History of the National Museum of Iceland
Before the National Museum of Iceland was established in the mid-19th century, the art and objects exhibited today were kept in Danish museums and private collections. The idea of bringing the Icelandic collection together took shape in 1863 in a reflection of the country's growing national identity.
Originally known as the Antiquarian Collection and housed in various places across Reykjavik, including the Cathedral and the Parliament, the artefacts and works of art were not brought together until 1950, when their current home on Suðurgata was inaugurated.
What to see at the National Museum of Iceland?

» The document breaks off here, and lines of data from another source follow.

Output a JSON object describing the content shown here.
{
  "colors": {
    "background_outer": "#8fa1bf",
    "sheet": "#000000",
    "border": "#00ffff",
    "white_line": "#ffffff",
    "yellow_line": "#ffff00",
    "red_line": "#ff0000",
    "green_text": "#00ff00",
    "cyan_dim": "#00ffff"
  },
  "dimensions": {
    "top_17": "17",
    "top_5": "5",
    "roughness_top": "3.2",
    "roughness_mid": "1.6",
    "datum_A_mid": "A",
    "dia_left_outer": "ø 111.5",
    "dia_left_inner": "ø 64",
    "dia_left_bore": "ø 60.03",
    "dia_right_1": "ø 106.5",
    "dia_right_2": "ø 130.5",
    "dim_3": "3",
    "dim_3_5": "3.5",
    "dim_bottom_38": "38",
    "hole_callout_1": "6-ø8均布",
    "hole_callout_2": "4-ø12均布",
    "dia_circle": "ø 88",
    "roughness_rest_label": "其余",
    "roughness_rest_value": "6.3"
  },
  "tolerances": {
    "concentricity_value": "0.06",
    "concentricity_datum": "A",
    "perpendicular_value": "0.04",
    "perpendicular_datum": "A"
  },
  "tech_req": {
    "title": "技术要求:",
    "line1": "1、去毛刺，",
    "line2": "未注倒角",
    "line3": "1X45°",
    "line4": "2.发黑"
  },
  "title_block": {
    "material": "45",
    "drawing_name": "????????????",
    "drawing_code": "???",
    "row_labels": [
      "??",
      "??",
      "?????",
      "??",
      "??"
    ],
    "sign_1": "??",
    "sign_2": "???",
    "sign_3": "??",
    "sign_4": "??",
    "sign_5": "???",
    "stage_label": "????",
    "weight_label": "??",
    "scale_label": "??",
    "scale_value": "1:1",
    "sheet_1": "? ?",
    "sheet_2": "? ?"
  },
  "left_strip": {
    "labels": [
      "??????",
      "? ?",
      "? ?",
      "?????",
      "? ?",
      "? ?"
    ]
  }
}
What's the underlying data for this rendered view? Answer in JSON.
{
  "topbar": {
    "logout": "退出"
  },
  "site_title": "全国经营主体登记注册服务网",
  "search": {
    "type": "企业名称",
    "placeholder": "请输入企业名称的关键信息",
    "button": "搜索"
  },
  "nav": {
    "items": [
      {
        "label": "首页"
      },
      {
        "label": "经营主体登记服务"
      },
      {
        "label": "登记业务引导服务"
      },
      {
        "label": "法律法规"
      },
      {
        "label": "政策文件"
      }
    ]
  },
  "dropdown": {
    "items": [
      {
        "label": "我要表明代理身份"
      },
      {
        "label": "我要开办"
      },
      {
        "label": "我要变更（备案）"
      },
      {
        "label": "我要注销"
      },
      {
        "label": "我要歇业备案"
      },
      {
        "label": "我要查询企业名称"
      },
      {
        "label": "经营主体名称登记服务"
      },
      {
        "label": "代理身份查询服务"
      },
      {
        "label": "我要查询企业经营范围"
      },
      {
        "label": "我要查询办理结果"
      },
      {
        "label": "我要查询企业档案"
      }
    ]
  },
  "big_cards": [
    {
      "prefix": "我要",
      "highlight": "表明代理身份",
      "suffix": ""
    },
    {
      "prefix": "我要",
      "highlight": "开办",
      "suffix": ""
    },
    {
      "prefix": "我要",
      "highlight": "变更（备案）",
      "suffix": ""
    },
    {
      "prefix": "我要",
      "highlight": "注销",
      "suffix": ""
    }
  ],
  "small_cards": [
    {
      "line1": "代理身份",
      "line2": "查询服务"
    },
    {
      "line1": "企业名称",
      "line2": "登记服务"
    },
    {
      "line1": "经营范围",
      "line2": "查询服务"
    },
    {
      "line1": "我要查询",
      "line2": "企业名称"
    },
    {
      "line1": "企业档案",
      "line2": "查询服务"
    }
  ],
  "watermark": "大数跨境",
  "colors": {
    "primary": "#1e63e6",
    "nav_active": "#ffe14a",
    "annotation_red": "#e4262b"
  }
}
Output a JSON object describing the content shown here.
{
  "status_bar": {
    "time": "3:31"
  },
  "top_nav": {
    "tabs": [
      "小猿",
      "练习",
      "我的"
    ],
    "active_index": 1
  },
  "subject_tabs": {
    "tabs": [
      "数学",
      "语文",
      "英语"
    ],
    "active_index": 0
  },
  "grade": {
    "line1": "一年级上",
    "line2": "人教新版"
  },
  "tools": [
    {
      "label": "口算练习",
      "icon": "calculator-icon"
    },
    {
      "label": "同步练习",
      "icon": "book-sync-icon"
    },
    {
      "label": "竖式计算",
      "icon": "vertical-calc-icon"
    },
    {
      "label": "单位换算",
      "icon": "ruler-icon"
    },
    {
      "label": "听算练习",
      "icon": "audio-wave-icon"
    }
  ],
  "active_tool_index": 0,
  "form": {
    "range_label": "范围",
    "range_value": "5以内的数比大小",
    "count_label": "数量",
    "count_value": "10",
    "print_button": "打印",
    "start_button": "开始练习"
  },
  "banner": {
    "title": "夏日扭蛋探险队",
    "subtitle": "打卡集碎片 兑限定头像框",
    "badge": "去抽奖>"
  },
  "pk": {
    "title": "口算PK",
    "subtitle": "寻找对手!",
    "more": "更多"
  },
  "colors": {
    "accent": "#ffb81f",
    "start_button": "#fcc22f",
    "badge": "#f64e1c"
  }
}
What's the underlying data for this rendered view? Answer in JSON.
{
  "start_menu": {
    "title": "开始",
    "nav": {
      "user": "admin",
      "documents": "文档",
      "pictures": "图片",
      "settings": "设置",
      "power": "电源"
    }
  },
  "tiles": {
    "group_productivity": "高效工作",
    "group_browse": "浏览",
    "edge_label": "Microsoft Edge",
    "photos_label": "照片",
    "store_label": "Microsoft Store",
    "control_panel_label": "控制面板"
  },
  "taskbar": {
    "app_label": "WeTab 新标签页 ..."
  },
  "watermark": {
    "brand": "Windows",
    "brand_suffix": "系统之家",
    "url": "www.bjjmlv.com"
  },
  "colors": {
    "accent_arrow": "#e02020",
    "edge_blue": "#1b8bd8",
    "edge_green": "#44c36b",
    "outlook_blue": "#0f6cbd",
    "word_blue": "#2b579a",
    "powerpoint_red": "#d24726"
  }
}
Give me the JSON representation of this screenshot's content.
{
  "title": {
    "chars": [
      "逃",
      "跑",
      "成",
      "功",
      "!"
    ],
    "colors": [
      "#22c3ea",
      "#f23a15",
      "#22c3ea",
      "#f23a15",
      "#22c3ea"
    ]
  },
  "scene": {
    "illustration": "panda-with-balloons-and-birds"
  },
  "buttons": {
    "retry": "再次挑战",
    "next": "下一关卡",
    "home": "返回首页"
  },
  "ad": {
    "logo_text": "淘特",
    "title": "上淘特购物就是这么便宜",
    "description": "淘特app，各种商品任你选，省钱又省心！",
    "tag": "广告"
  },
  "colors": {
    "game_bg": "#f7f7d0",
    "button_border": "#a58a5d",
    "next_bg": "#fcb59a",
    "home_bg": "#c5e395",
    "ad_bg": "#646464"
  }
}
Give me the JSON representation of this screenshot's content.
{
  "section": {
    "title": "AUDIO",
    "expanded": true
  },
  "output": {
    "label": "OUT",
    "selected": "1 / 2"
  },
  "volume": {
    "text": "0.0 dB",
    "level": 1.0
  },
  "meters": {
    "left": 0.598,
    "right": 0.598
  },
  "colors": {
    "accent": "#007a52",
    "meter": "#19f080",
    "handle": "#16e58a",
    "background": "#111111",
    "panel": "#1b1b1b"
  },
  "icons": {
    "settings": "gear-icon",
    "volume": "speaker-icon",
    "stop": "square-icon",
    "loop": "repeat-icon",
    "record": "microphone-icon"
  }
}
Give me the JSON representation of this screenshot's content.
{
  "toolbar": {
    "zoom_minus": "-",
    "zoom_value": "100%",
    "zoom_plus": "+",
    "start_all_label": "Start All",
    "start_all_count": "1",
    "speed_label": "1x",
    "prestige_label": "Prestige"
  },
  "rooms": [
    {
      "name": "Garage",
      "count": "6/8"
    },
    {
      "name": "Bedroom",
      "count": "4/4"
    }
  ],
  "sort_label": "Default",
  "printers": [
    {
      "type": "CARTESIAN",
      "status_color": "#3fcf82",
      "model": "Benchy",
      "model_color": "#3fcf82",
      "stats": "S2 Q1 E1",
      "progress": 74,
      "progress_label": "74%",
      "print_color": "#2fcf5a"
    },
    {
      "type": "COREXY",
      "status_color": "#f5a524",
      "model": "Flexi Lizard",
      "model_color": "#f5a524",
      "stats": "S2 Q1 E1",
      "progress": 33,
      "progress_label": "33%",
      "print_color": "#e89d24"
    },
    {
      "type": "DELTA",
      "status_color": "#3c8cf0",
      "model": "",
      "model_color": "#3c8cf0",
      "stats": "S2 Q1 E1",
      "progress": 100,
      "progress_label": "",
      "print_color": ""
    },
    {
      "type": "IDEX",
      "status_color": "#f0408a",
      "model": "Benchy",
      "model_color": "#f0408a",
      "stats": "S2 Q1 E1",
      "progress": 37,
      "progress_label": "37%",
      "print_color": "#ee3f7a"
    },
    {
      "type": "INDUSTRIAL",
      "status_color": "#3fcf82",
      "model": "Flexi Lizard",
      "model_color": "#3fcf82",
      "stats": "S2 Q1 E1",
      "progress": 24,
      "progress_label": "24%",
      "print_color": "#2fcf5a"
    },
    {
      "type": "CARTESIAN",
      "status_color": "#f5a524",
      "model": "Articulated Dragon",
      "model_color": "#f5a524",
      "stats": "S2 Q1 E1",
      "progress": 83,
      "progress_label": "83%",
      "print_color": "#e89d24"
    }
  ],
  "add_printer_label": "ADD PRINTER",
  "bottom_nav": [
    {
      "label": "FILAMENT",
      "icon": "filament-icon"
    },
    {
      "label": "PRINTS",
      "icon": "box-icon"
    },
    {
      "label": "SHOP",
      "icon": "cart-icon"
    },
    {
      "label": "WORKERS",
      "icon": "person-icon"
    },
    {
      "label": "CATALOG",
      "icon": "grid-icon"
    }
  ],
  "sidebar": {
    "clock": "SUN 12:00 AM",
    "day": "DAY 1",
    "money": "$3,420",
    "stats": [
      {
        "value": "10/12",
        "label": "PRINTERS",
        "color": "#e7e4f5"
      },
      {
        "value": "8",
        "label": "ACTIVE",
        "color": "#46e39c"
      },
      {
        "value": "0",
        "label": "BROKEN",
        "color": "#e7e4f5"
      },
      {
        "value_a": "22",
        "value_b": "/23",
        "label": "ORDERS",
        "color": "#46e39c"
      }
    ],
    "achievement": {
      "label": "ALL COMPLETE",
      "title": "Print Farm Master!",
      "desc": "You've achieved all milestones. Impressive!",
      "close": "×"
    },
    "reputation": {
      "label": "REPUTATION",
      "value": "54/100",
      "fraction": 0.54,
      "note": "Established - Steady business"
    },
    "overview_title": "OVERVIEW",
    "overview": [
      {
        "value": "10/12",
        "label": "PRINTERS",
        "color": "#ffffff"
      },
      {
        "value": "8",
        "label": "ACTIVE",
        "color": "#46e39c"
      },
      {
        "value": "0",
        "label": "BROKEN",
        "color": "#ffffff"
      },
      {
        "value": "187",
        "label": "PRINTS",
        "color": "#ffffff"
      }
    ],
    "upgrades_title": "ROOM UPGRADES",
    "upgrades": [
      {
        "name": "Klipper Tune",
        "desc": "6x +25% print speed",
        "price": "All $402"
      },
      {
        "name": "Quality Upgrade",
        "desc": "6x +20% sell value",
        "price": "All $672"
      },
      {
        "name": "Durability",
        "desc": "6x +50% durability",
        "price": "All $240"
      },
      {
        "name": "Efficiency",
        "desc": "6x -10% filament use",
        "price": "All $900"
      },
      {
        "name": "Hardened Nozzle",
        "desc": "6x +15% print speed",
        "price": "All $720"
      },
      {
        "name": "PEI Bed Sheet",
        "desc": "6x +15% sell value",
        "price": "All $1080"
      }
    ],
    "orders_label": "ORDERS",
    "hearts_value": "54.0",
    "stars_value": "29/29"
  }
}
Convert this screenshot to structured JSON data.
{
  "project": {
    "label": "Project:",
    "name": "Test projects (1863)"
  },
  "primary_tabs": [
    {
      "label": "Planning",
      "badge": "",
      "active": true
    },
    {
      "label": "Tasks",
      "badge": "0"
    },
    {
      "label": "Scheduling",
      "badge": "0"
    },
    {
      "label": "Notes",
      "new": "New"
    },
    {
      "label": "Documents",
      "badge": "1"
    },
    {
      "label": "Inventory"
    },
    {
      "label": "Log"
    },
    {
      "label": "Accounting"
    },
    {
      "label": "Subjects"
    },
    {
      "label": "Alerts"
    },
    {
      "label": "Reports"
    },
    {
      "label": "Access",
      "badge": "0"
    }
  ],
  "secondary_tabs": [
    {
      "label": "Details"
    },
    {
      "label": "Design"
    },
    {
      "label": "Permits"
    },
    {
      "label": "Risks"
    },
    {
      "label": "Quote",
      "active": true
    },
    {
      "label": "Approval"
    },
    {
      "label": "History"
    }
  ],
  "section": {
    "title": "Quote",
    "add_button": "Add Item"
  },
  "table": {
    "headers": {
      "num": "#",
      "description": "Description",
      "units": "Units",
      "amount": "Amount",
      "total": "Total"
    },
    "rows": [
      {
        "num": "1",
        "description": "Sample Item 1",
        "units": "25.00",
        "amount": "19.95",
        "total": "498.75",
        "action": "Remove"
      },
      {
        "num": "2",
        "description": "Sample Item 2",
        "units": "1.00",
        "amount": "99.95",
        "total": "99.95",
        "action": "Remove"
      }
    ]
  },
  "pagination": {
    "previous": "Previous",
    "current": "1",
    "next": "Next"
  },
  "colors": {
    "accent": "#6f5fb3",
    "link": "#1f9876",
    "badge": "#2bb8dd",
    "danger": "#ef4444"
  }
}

Spread across three floors, the National Museum of Iceland exhibits more than 2000 pieces and works of art allowing visitors a fascinating and comprehensive journey through Icelandic history, from colonisation in the 9th century up to now.
From Viking drinking horns and ritual masks to beautiful Medieval stained glass windows and photographs showing the country's evolution during the 20th century, visiting the National Museum is the best way to learn about Icelandic culture and one of the must-see attractions during your stay in Reykjavik. Don't miss the Valþjófsstaður door, a 13th century church door carved with the tale of a knight slaying a dragon and freeing a lion which becomes his companion!
Free audioguide & tour
The National Museum of Iceland offers all visitors a free audio guide service in nine languages, including English, allowing you to discover more about the history of Iceland and the works on display.
What's more, every Saturday at 11 am, there's a free guided tour included in your museum ticket price. Tours on other days can also be booked for a fee.
Entry to Culture House
Admission to the National Museum also includes access to the Culture House, a smaller exhibition space located on Laugavegur. It doesn't take long to visit so it's worth having a look if you've already bought the National Museum ticket and you've got some spare time.
Daily from 10 and to 5 pm.
Closed Mondays from 16 September to 30 April.
Adults: 2,000 kr (US$ 16.50).
Children under 18 years old: Free.
Students: 1,000 kr (US$ 8.30).
Seniors over 67 years old: 1,000 kr (US$ 8.30).
Bus: lines 1, 3, 6, 12 and 14.